9. Follow trends/hashtags. “Look at the trending topics and hashtags and find a way to make a relevant connection to your brand,” says Crystal Cantabrana, director of Operations, Grizzly Group LLC, which provides social marketing solutions. “By putting your business among the trending topics, your handle will be seen when people search tweets regarding that particular hashtag.”
“Tagging our posts with one or two relevant and trending hashtags has [helped us] to reach new users,” says David M. Burrows, vice president of marketing & PR, Cinsay , an online video commerce company. However, “hashtags should be used sparingly, as they can be seen as ‘Twitter spam’ when over used or attached to irrelevant content.”
10. Offer discounts or special deals to Twitter followers. “Run Twitter contests such as: ‘The next 50 people that retweet me will receive a coupon for 50 percent off,’ or have people post pictures of themselves in the store or using the product and do a random drawing,” suggests Marshall.
11. Use images and videos. “Get visual,” says John Lee, manager, Brand + Social Marketing, Webtrends, a digital marketing solutions provider. “Photos and videos drive three to four more clicks on Twitter.”
“Images, videos and other rich media have proven to receive more views, clicks and shares than plain text tweets,” says Marko Muellner, vice president, Marketing, ShopIgniter, a social performance marketing platform.
“While community managers may be doing a great job engaging followers, a banal post about enjoying the weekend is much less effective than rich, in-stream content in which someone can, for example, view a film trailer and find out where the movie is playing in their neighborhood,” Muellner says. “In fact, research shows that rich tweets have significantly lower negative feedback rates as consumers appreciate interactivity and content designed for their social mobile context.”
12. Use Promoted Tweets. “Be sure to directly target your audience with Promoted Tweets,” says Bryan Shaw, community manager at 3dcart, an ecommerce platform. “Failing to define exactly who you’re trying to reach [could] cost you time and money.”

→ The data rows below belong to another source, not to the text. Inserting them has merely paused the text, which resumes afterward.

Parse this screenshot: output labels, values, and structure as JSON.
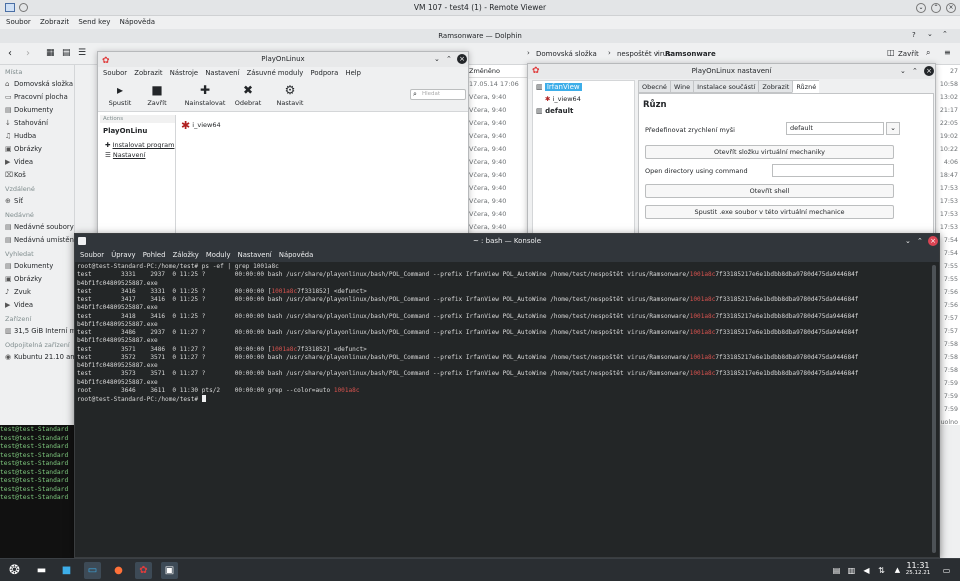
{
  "remote_viewer": {
    "title": "VM 107 - test4 (1) - Remote Viewer",
    "menu": [
      "Soubor",
      "Zobrazit",
      "Send key",
      "Nápověda"
    ]
  },
  "dolphin": {
    "title": "Ramsonware — Dolphin",
    "breadcrumb": [
      "Domovská složka",
      "nespoštět virus",
      "Ramsonware"
    ],
    "close_label": "Zavřít",
    "column_header": "Změněno",
    "sidebar": {
      "places_heading": "Místa",
      "places": [
        "Domovská složka",
        "Pracovní plocha",
        "Dokumenty",
        "Stahování",
        "Hudba",
        "Obrázky",
        "Videa",
        "Koš"
      ],
      "remote_heading": "Vzdálené",
      "remote": [
        "Síť"
      ],
      "recent_heading": "Nedávné",
      "recent": [
        "Nedávné soubory",
        "Nedávná umístění"
      ],
      "search_heading": "Vyhledat",
      "search": [
        "Dokumenty",
        "Obrázky",
        "Zvuk",
        "Videa"
      ],
      "devices_heading": "Zařízení",
      "devices": [
        "31,5 GiB Interní m"
      ],
      "removable_heading": "Odpojitelná zařízení",
      "removable": [
        "Kubuntu 21.10 am"
      ]
    },
    "modified_dates": [
      "17.05.14 17:06",
      "Včera, 9:40",
      "Včera, 9:40",
      "Včera, 9:40",
      "Včera, 9:40",
      "Včera, 9:40",
      "Včera, 9:40",
      "Včera, 9:40",
      "Včera, 9:40",
      "Včera, 9:40",
      "Včera, 9:40",
      "Včera, 9:40",
      "Včera, 9:40"
    ],
    "right_times": [
      "27",
      "10:58",
      "13:02",
      "21:17",
      "22:05",
      "19:02",
      "10:22",
      "4:06",
      "18:47",
      "17:53",
      "17:53",
      "17:53",
      "17:53",
      "7:54",
      "7:54",
      "7:55",
      "7:55",
      "7:56",
      "7:56",
      "7:57",
      "7:57",
      "7:58",
      "7:58",
      "7:58",
      "7:59",
      "7:59",
      "7:59",
      "uolno"
    ]
  },
  "playonlinux": {
    "title": "PlayOnLinux",
    "menu": [
      "Soubor",
      "Zobrazit",
      "Nástroje",
      "Nastavení",
      "Zásuvné moduly",
      "Podpora",
      "Help"
    ],
    "toolbar": [
      "Spustit",
      "Zavřít",
      "Nainstalovat",
      "Odebrat",
      "Nastavit"
    ],
    "search_placeholder": "Hledat",
    "actions_label": "Actions",
    "panel_title": "PlayOnLinu",
    "links": [
      "Instalovat program",
      "Nastavení"
    ],
    "apps": [
      "i_view64"
    ]
  },
  "playonlinux_settings": {
    "title": "PlayOnLinux nastavení",
    "tree": [
      "IrfanView",
      "i_view64",
      "default"
    ],
    "tabs": [
      "Obecné",
      "Wine",
      "Instalace součástí",
      "Zobrazit",
      "Různé"
    ],
    "heading": "Různ",
    "mouse_label": "Předefinovat zrychlení myši",
    "mouse_value": "default",
    "open_folder_button": "Otevřít složku virtuální mechaniky",
    "open_dir_label": "Open directory using command",
    "open_dir_value": "",
    "open_shell_button": "Otevřít shell",
    "run_exe_button": "Spustit .exe soubor v této virtuální mechanice"
  },
  "konsole": {
    "title": "~ : bash — Konsole",
    "menu": [
      "Soubor",
      "Úpravy",
      "Pohled",
      "Záložky",
      "Moduly",
      "Nastavení",
      "Nápověda"
    ],
    "lines": [
      [
        {
          "t": "root@test-Standard-PC:/home/test# ps -ef | grep 1001a8c"
        }
      ],
      [
        {
          "t": "test        3331    2937  0 11:25 ?        00:00:00 bash /usr/share/playonlinux/bash/POL_Command --prefix IrfanView POL_AutoWine /home/test/nespoštět virus/Ramsonware/"
        },
        {
          "t": "1001a8c",
          "r": 1
        },
        {
          "t": "7f33185217e6e1bdbb8dba9780d475da944684f"
        }
      ],
      [
        {
          "t": "b4bf1fc04809525887.exe"
        }
      ],
      [
        {
          "t": "test        3416    3331  0 11:25 ?        00:00:00 ["
        },
        {
          "t": "1001a8c",
          "r": 1
        },
        {
          "t": "7f331852] <defunct>"
        }
      ],
      [
        {
          "t": "test        3417    3416  0 11:25 ?        00:00:00 bash /usr/share/playonlinux/bash/POL_Command --prefix IrfanView POL_AutoWine /home/test/nespoštět virus/Ramsonware/"
        },
        {
          "t": "1001a8c",
          "r": 1
        },
        {
          "t": "7f33185217e6e1bdbb8dba9780d475da944684f"
        }
      ],
      [
        {
          "t": "b4bf1fc04809525887.exe"
        }
      ],
      [
        {
          "t": "test        3418    3416  0 11:25 ?        00:00:00 bash /usr/share/playonlinux/bash/POL_Command --prefix IrfanView POL_AutoWine /home/test/nespoštět virus/Ramsonware/"
        },
        {
          "t": "1001a8c",
          "r": 1
        },
        {
          "t": "7f33185217e6e1bdbb8dba9780d475da944684f"
        }
      ],
      [
        {
          "t": "b4bf1fc04809525887.exe"
        }
      ],
      [
        {
          "t": "test        3486    2937  0 11:27 ?        00:00:00 bash /usr/share/playonlinux/bash/POL_Command --prefix IrfanView POL_AutoWine /home/test/nespoštět virus/Ramsonware/"
        },
        {
          "t": "1001a8c",
          "r": 1
        },
        {
          "t": "7f33185217e6e1bdbb8dba9780d475da944684f"
        }
      ],
      [
        {
          "t": "b4bf1fc04809525887.exe"
        }
      ],
      [
        {
          "t": "test        3571    3486  0 11:27 ?        00:00:00 ["
        },
        {
          "t": "1001a8c",
          "r": 1
        },
        {
          "t": "7f331852] <defunct>"
        }
      ],
      [
        {
          "t": "test        3572    3571  0 11:27 ?        00:00:00 bash /usr/share/playonlinux/bash/POL_Command --prefix IrfanView POL_AutoWine /home/test/nespoštět virus/Ramsonware/"
        },
        {
          "t": "1001a8c",
          "r": 1
        },
        {
          "t": "7f33185217e6e1bdbb8dba9780d475da944684f"
        }
      ],
      [
        {
          "t": "b4bf1fc04809525887.exe"
        }
      ],
      [
        {
          "t": "test        3573    3571  0 11:27 ?        00:00:00 bash /usr/share/playonlinux/bash/POL_Command --prefix IrfanView POL_AutoWine /home/test/nespoštět virus/Ramsonware/"
        },
        {
          "t": "1001a8c",
          "r": 1
        },
        {
          "t": "7f33185217e6e1bdbb8dba9780d475da944684f"
        }
      ],
      [
        {
          "t": "b4bf1fc04809525887.exe"
        }
      ],
      [
        {
          "t": "root        3646    3611  0 11:30 pts/2    00:00:00 grep --color=auto "
        },
        {
          "t": "1001a8c",
          "r": 1
        }
      ],
      [
        {
          "t": "root@test-Standard-PC:/home/test# "
        }
      ]
    ]
  },
  "xterm_lines": [
    "test@test-Standard",
    "test@test-Standard",
    "test@test-Standard",
    "test@test-Standard",
    "test@test-Standard",
    "test@test-Standard",
    "test@test-Standard",
    "test@test-Standard",
    "test@test-Standard"
  ],
  "taskbar": {
    "time": "11:31",
    "date": "25.12.21"
  },
  "colors": {
    "terminal_bg": "#232627",
    "highlight_red": "#d9534f",
    "panel_bg": "#2a2e32"
  }
}
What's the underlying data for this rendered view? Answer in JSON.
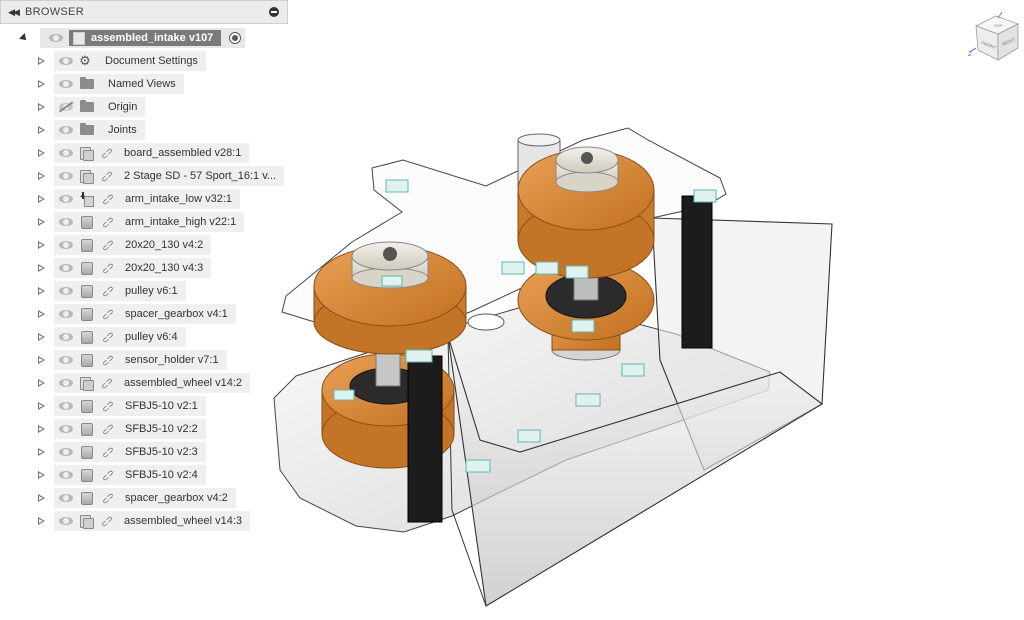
{
  "browser": {
    "header_title": "BROWSER",
    "collapse_icon": "double-left-arrow-icon",
    "root": {
      "label": "assembled_intake v107"
    },
    "items": [
      {
        "label": "Document Settings",
        "icon": "gear-icon"
      },
      {
        "label": "Named Views",
        "icon": "folder-icon"
      },
      {
        "label": "Origin",
        "icon": "folder-icon",
        "hidden": true
      },
      {
        "label": "Joints",
        "icon": "folder-icon"
      },
      {
        "label": "board_assembled v28:1",
        "icon": "component-icon"
      },
      {
        "label": "2 Stage SD - 57 Sport_16:1 v...",
        "icon": "component-icon"
      },
      {
        "label": "arm_intake_low v32:1",
        "icon": "activate-arrow-icon"
      },
      {
        "label": "arm_intake_high v22:1",
        "icon": "body-icon"
      },
      {
        "label": "20x20_130 v4:2",
        "icon": "body-icon"
      },
      {
        "label": "20x20_130 v4:3",
        "icon": "body-icon"
      },
      {
        "label": "pulley v6:1",
        "icon": "body-icon"
      },
      {
        "label": "spacer_gearbox v4:1",
        "icon": "body-icon"
      },
      {
        "label": "pulley v6:4",
        "icon": "body-icon"
      },
      {
        "label": "sensor_holder v7:1",
        "icon": "body-icon"
      },
      {
        "label": "assembled_wheel v14:2",
        "icon": "component-icon"
      },
      {
        "label": "SFBJ5-10 v2:1",
        "icon": "body-icon"
      },
      {
        "label": "SFBJ5-10 v2:2",
        "icon": "body-icon"
      },
      {
        "label": "SFBJ5-10 v2:3",
        "icon": "body-icon"
      },
      {
        "label": "SFBJ5-10 v2:4",
        "icon": "body-icon"
      },
      {
        "label": "spacer_gearbox v4:2",
        "icon": "body-icon"
      },
      {
        "label": "assembled_wheel v14:3",
        "icon": "component-icon"
      }
    ]
  },
  "viewcube": {
    "top": "TOP",
    "front": "FRONT",
    "right": "RIGHT",
    "axis_z": "Z"
  },
  "colors": {
    "wheel_orange": "#d98a3a",
    "wheel_dark": "#b8691e",
    "plate_fill": "#f2f2f2",
    "joint_teal": "#5fb8b0",
    "extrusion_black": "#1c1c1c"
  }
}
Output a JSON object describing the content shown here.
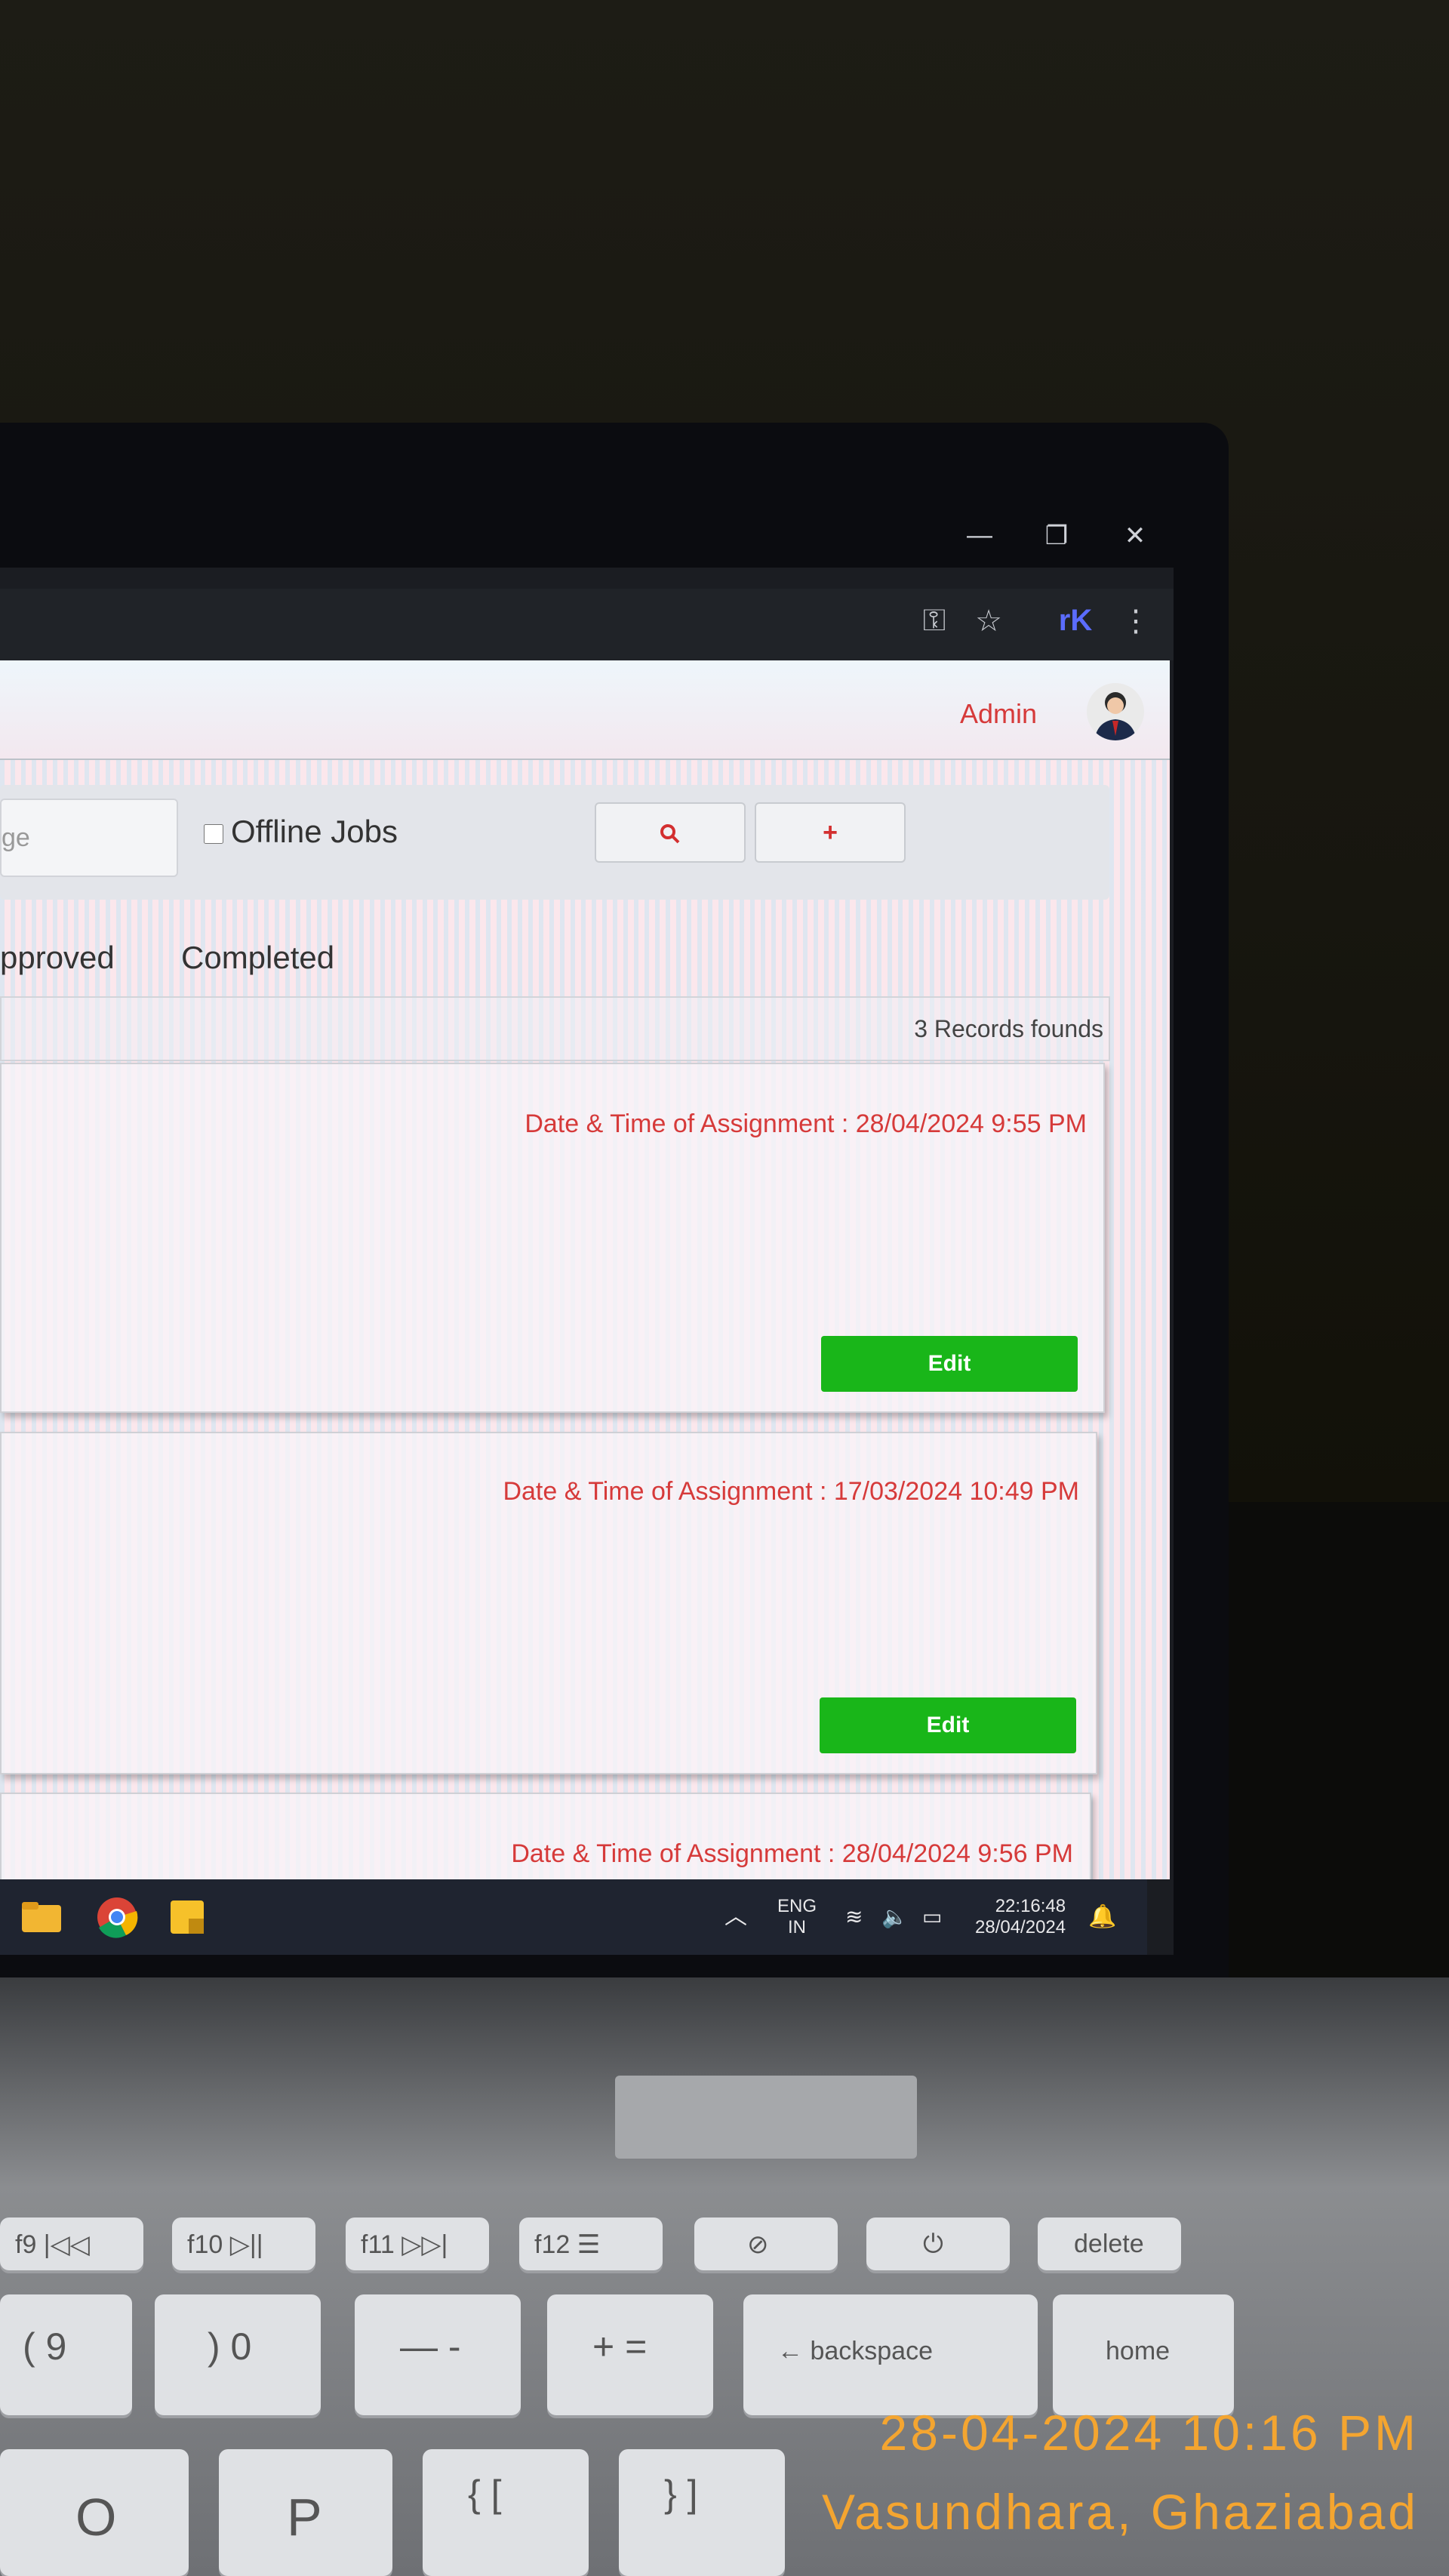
{
  "window_controls": {
    "minimize": "—",
    "restore": "❐",
    "close": "✕"
  },
  "toolbar_icons": [
    "key-icon",
    "star-icon",
    "extension-icon",
    "menu-icon"
  ],
  "header": {
    "admin_label": "Admin"
  },
  "filters": {
    "search_value": "ge",
    "offline_label": "Offline Jobs",
    "search_button_icon": "search-icon",
    "add_button_label": "+"
  },
  "tabs": [
    {
      "label": "pproved"
    },
    {
      "label": "Completed"
    }
  ],
  "records_count": "3 Records founds",
  "jobs": [
    {
      "date_label": "Date & Time of Assignment : 28/04/2024 9:55 PM",
      "edit_label": "Edit"
    },
    {
      "date_label": "Date & Time of Assignment : 17/03/2024 10:49 PM",
      "edit_label": "Edit"
    },
    {
      "date_label": "Date & Time of Assignment : 28/04/2024 9:56 PM"
    }
  ],
  "taskbar": {
    "lang_line1": "ENG",
    "lang_line2": "IN",
    "time": "22:16:48",
    "date": "28/04/2024",
    "apps": [
      "folder-icon",
      "chrome-icon",
      "sticky-notes-icon"
    ]
  },
  "keyboard": {
    "fn_keys": [
      "f9 |◁◁",
      "f10 ▷||",
      "f11 ▷▷|",
      "f12 ☰",
      "⊘",
      "⏻",
      "delete"
    ],
    "row2": [
      "( 9",
      ") 0",
      "— -",
      "+ =",
      "← backspace",
      "home"
    ],
    "row3": [
      "O",
      "P",
      "{ [",
      "} ]"
    ]
  },
  "photo_stamp": {
    "datetime": "28-04-2024 10:16 PM",
    "location": "Vasundhara, Ghaziabad"
  },
  "colors": {
    "accent_red": "#d63a3a",
    "edit_green": "#19b619",
    "stamp": "#f4a530"
  }
}
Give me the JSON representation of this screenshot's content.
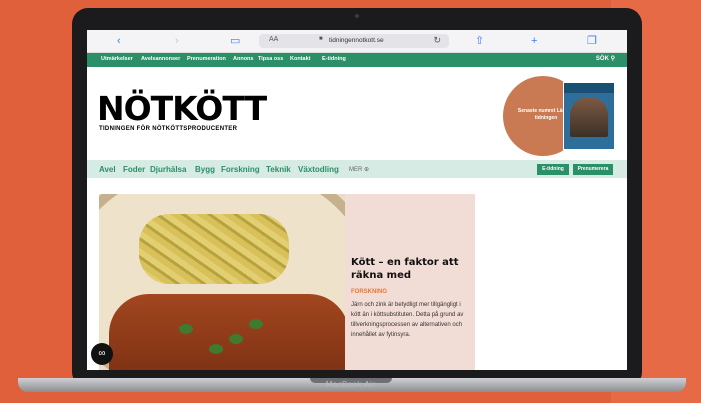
{
  "browser": {
    "address_text": "tidningennotkott.se",
    "aa_label": "AA"
  },
  "top_nav": {
    "items": [
      "Utmärkelser",
      "Avelsannonser",
      "Prenumeration",
      "Annons",
      "Tipsa oss",
      "Kontakt",
      "E-tidning"
    ],
    "search_label": "SÖK"
  },
  "header": {
    "logo": "NÖTKÖTT",
    "tagline": "TIDNINGEN FÖR NÖTKÖTTSPRODUCENTER",
    "promo_text": "Senaste numret Läs i e-tidningen"
  },
  "section_nav": {
    "items": [
      "Avel",
      "Foder",
      "Djurhälsa",
      "Bygg",
      "Forskning",
      "Teknik",
      "Växtodling"
    ],
    "more_label": "MER",
    "buttons": [
      "E-tidning",
      "Prenumerera"
    ]
  },
  "article": {
    "title": "Kött – en faktor att räkna med",
    "category": "FORSKNING",
    "excerpt": "Järn och zink är betydligt mer tillgängligt i kött än i köttsubstituten. Detta på grund av tillverkningsprocessen av alternativen och innehållet av fytinsyra."
  },
  "device": {
    "label": "MacBook Air"
  },
  "colors": {
    "brand_green": "#2b8f68",
    "mint": "#d6ebe3",
    "card_pink": "#f2dcd6",
    "category_orange": "#e07a3c",
    "background": "#e0603c"
  }
}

Just “be sure that your promoted tweets aren’t spammy,” says Aaron Endré, a marketing and PR expert helping B2B tech startups. “The goal is to provide value that establishes trust and credibility, not trick people into clicking a link.”
And “Keep it fresh,” adds Alicia Antoniolli, account manager, Social, 3Q Digital, a digital marketing services provider. “Make sure your promoted tweets don’t run for too long.” If you want to continue to get that message across, find a slightly different way to say it.
13. Make sure Twitter is integrated with your other marketing efforts. “Twitter, like other social media platforms, is much more effective when integrated with your other marketing activities,” says Mark Schmulen, general manager, Social Media, Constant Contact, an engagement marketing company. “For example, if you’re running a promotion or contest on Twitter, let your email subscribers know about it, as they are another customer base who have already let you know that they want to receive messages from you,” he says. “Inversely, by occasionally tweeting out the link to your mailing list, you can also tap your Twitter base into your email content.”
14. Use Twitter analytics. “Use Twitter’s native analytics daily to get a grasp on what’s resonating and what’s not with your audience once you’ve built it,” says Miller. “In the analytics dashboard, you’ll be able to tell what your best days to tweet are, the types of content that are more favored and the demographics of the followers that you’re attracting,” she says. Then you can “replicate what’s working and rework or reevaluate posts that aren’t.”
Jennifer Lonoff Schiff is a contributor to CIO.com and runs a marketing communications firm focused on helping organizations better interact with their customers, employees, and partners.
Jennifer Lonoff Schiff is a business and technology writer and a contributor to CIO.com. She also runs Schiff & Schiff Communications, a marketing firm focused on helping organizations better interact with their customers, employees and partners.